This area is, of course, not part of the Biblical borders of Eretz Yisroel and is considered “Ever Ha’Yarden” (the other side of the Jordan). It was once called the Bashan and was inhabited by mighty nations ruled by Kings Sichon and Og whom Moshe and the Bnei Yisroel destroyed before entering into Eretz Yisroel. The northern part of it was given to Shevet Menashe while Shevet Reuven and Gad, resided farther south (in the area across the Kinneret and the upper and lower part of the Yarden).
During World War 1, England conquered the Golan from the Turks and it became part of Syria when it became an independent country in 1945. Up until 1967, the Syrians controlled this entire area and it was here where they set up their military bases and fortifications. From here they would shoot at the Israeli kibbutzim and at Israeli fishing boats down below. The Israelis suffered greatly during that period and it was only on the fourth day of the Six Day War (June 1967), that Israel was able to capture these heights from the Syrians and put a stop to all the constant shelling. Jewish settlement was renewed and many beautiful villages were built here. Most are involved in agriculture, dairy farming, industry and raising livestock.
During the first days of the Yom Kippur War (August 1973), the Syrians captured most of it back and it was only toward the last days of the war that the Israeli army made a miraculous comeback and was able to push them back.

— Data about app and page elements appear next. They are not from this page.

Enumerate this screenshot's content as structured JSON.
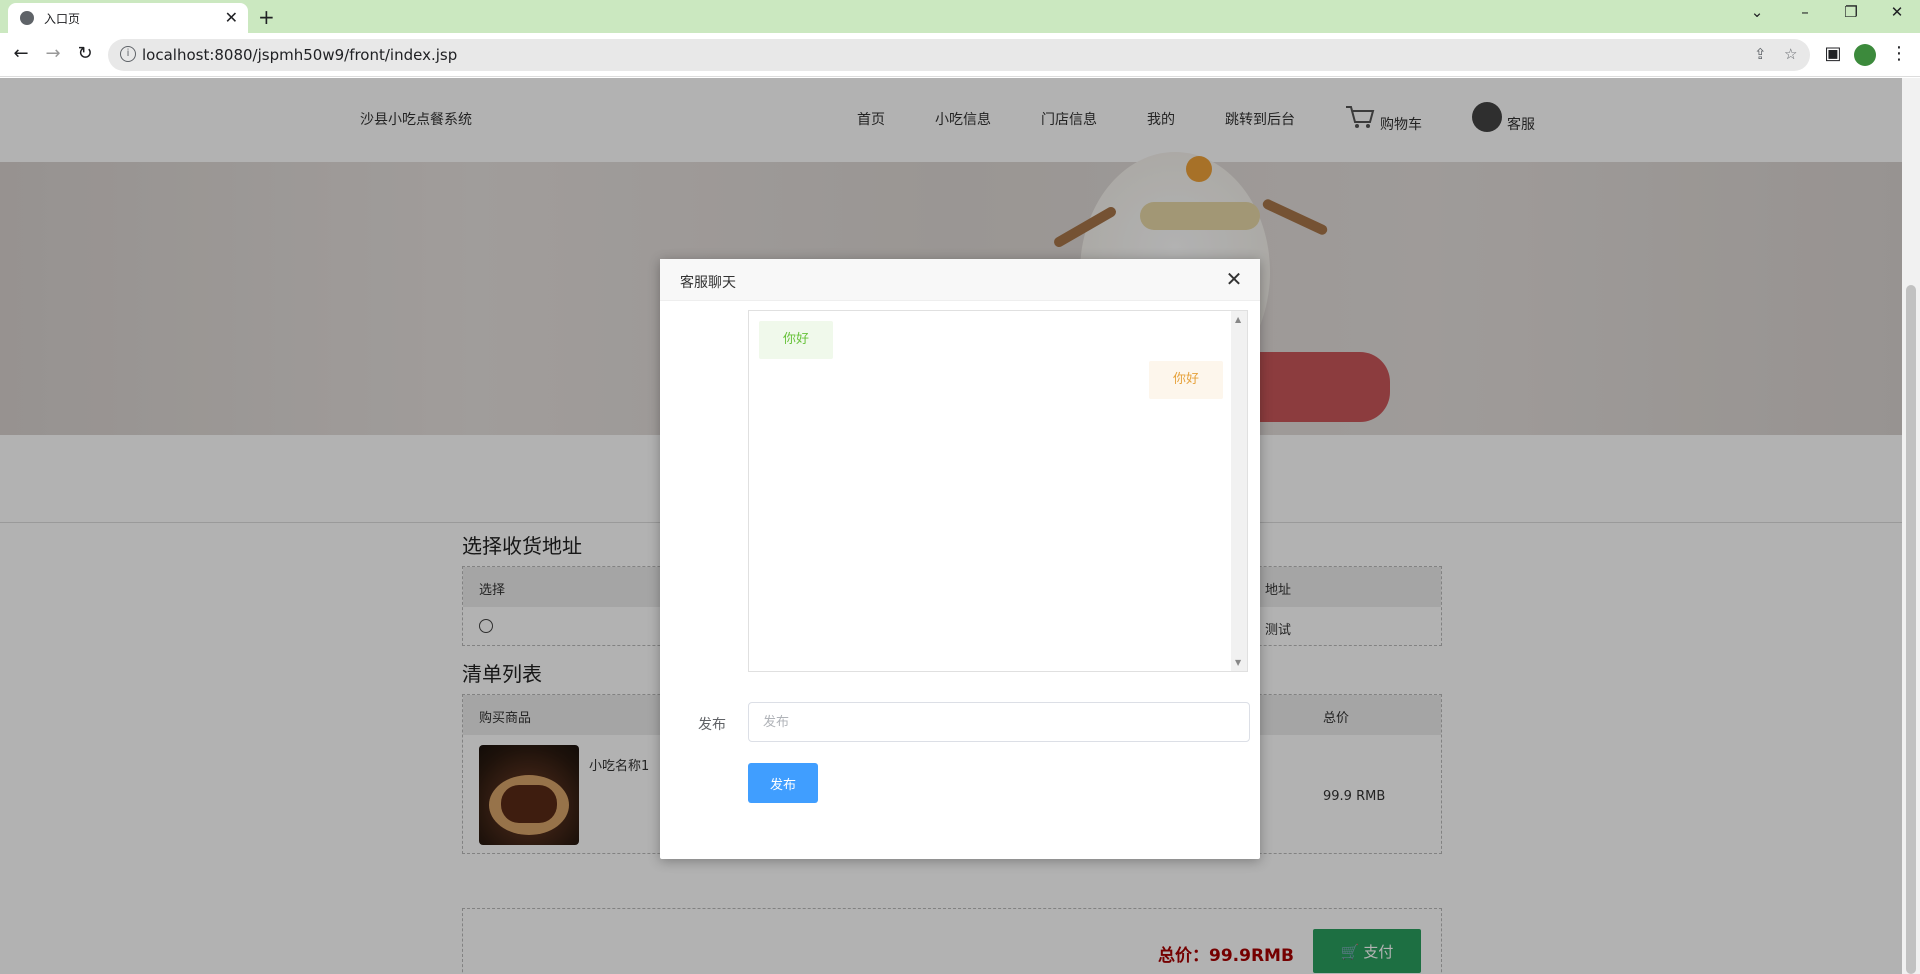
{
  "browser": {
    "tab_title": "入口页",
    "url": "localhost:8080/jspmh50w9/front/index.jsp"
  },
  "header": {
    "site_title": "沙县小吃点餐系统",
    "nav": [
      "首页",
      "小吃信息",
      "门店信息",
      "我的",
      "跳转到后台"
    ],
    "cart_label": "购物车",
    "service_label": "客服"
  },
  "address": {
    "title": "选择收货地址",
    "col_select": "选择",
    "col_address": "地址",
    "row_address": "测试"
  },
  "orders": {
    "title": "清单列表",
    "col_goods": "购买商品",
    "col_total": "总价",
    "item_name": "小吃名称1",
    "item_total": "99.9 RMB"
  },
  "payment": {
    "total_text": "总价：99.9RMB",
    "pay_label": "支付"
  },
  "dialog": {
    "title": "客服聊天",
    "messages": [
      {
        "side": "left",
        "text": "你好"
      },
      {
        "side": "right",
        "text": "你好"
      }
    ],
    "input_label": "发布",
    "input_placeholder": "发布",
    "submit_label": "发布"
  },
  "colors": {
    "tab_strip": "#cbe8c0",
    "pay_button": "#2aa05f",
    "primary_button": "#409eff",
    "total_price": "#a80000"
  }
}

While the Syrians all fled, the only ones that remained behind were the Druze who continue to live in four villages (Ein Kinya, Majel Shams, Bukata and Mas’ada) within the Golan and the Chermon regions. Most Druze in the Golan are small landowners and engage in agriculture, with apples the dominant crop. They also engage in raising goats, sheep and cows.
Archeological digs have uncovered Canaanite, Roman, Byzantine, Crusader and Mameluke remains of all sorts. Some shuls dating back thousands of years have also been discovered here. It is here that Moshe established a town named Golan as one of the Orei Miklot-a city of refuge for those that killed someone inadvertently.
The Golan has some very impressive waterfalls that you will surely enjoy visiting. That’s of course, if you are still young and don’t mind hiking a bit.